Two Medicine River, Montana
Greetings from Montana, Trail Watchers. At last I have been able to go to (or near) the site on the Two Medicine River in Montana, where Meriwether Lewis and a couple other men fought with some young Blackfeet men who coveted their horses and guns on the expedition's return trip in July of 1806.
It proved to be the only fatal altercation of the expedition, fatal to two of the Blackfeet. One was stabbed to death by Reubin Field and the other was shot in the stomach by Lewis himself and probably died soon after. A less pleasant way of putting it is that he was left for dead as Lewis and his men jumped on their horses and galloped away.
The Two Medicine River in its dramatic Northern Plains setting on the Blackfeet Reservation. Its headwaters are in Glacier National Park to the west.
Near the site along the bluffs of the Two Medicine is an iron tipi-like structure with several interpretive signs. There is an additional sign discussing a tipi ring--a circle of stones that once weighed down the edges of a Blackfeet tipi--adjacent to the main interpretive site. This was also interesting to me because when I did an archaeology field school along the Front Range of the Colorado Rockies, we actually would hike through a tipi ring site to get to the rock shelters we were excavating. (Later, the tipi ring site was excavated by the field school and its name, Killdeer Canyon, was bestowed by me, albeit inadvertently when I mentioned in passing that the preponderance of killdeers [a ground nesting plover] might lend their name to the ravine we hiked through each morning!)

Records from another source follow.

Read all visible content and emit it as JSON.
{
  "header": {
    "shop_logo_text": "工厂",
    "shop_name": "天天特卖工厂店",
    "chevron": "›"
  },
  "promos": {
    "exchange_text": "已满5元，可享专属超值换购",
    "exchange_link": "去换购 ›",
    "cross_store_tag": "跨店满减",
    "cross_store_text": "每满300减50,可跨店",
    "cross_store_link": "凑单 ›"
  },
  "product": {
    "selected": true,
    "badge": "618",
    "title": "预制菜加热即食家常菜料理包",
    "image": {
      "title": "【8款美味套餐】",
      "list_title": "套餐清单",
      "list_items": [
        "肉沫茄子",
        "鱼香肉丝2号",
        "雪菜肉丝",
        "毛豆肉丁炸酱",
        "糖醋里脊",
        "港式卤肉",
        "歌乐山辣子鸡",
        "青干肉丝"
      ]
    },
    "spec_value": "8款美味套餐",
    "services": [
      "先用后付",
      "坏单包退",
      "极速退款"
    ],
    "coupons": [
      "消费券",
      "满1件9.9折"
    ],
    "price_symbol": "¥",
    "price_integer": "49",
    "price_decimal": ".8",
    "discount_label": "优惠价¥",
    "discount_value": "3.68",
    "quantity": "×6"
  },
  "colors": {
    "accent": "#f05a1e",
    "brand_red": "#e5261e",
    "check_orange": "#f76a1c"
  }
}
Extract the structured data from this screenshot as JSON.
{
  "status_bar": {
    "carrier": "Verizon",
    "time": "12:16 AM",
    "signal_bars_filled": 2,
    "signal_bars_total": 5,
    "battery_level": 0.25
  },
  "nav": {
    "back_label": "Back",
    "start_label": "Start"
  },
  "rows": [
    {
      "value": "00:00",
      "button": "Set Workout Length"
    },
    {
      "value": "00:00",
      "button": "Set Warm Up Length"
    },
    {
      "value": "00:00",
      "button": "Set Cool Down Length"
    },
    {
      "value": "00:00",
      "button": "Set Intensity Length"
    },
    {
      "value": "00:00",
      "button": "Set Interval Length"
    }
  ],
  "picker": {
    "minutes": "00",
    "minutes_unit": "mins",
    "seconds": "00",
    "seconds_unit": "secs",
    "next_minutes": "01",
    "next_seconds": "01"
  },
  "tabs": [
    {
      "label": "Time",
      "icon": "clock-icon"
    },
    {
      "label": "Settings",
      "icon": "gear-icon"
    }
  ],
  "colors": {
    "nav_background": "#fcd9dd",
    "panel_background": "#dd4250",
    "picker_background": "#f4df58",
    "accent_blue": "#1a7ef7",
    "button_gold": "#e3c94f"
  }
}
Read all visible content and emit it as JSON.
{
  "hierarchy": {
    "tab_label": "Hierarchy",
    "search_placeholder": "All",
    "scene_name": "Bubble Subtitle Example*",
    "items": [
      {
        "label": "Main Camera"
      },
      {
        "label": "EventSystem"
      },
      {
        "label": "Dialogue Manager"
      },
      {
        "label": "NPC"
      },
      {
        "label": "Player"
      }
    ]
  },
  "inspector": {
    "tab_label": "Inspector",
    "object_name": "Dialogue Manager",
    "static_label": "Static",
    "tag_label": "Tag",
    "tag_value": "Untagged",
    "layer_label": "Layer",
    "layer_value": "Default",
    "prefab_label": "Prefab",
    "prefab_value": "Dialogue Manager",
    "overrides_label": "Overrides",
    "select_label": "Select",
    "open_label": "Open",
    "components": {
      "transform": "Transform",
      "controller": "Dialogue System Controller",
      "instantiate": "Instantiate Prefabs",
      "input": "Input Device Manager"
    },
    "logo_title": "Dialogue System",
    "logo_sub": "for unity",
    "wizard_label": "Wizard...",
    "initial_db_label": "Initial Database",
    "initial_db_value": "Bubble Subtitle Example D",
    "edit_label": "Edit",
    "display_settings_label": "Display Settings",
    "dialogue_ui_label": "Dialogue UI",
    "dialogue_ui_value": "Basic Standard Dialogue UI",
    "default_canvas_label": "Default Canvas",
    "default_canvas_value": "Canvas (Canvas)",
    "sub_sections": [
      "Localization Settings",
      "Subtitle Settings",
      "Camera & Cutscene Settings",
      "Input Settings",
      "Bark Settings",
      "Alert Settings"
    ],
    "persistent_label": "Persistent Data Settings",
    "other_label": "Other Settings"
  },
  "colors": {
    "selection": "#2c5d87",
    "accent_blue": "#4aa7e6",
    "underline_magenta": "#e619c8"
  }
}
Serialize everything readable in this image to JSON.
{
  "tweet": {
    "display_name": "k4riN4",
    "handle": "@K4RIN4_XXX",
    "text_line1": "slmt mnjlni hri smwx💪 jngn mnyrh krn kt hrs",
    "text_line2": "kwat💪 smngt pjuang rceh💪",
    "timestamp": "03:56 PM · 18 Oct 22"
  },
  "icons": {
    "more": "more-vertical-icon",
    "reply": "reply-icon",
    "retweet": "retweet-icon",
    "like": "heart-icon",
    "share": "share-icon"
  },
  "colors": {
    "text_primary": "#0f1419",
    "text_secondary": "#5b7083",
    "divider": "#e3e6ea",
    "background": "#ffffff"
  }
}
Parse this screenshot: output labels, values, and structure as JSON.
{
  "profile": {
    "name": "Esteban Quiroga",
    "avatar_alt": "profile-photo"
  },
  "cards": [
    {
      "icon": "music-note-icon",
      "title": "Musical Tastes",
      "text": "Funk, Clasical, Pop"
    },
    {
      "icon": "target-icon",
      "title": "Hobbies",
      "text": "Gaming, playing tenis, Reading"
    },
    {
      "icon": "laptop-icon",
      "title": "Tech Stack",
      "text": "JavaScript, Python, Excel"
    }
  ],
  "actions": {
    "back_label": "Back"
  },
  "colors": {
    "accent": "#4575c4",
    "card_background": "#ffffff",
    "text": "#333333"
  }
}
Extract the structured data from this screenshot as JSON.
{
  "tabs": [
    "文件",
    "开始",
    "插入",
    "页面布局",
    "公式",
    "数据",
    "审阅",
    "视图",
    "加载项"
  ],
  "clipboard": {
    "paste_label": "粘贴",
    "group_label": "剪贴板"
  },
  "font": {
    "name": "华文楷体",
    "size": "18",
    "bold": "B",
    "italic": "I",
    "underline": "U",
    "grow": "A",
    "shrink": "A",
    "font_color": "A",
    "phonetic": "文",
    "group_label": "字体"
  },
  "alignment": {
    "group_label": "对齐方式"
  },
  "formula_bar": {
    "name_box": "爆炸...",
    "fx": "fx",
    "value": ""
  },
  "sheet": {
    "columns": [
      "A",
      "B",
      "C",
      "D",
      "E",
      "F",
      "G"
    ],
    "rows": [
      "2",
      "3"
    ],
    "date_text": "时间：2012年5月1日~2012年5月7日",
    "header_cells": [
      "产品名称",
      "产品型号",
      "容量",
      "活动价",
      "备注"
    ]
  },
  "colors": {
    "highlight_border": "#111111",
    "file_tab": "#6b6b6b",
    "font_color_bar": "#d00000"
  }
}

Here is the interpretive site dedicated to the Two Medicine fight. The lone sign to the left describes a tipi ring just below it. The signs inside the iron tipi discuss the Two Medicine incident.
This afternoon when I drove to the site, the weather was hot, somewhat overcast, and still. It was also very, very quiet in this remote location, although I noticed that there are quite a few of those little oil wells scattered about this section of the reservation. (I highly doubt that Blackfeet individuals or the tribe reap the revenues from these oil wells).
This photo looking in the opposite direction of the previous picture of the river shows some of the development in this area, as evidenced by power lines and an oil pipeline suspended over the river.
This photo on one of the interpretive signs in the "tipi" supposedly shows the actual campsite of Lewis and his men before their fateful encounter with the Blackfeet. It is located somewhere on private property, according to the caption below it.
In my next post, I will discuss the text and images included on the interpretive signs at the Two Medicine site.
This trail sign in Montana includes an image of Sacagawea and her baby.
[All photos by K. Dahl, copyright 2007.]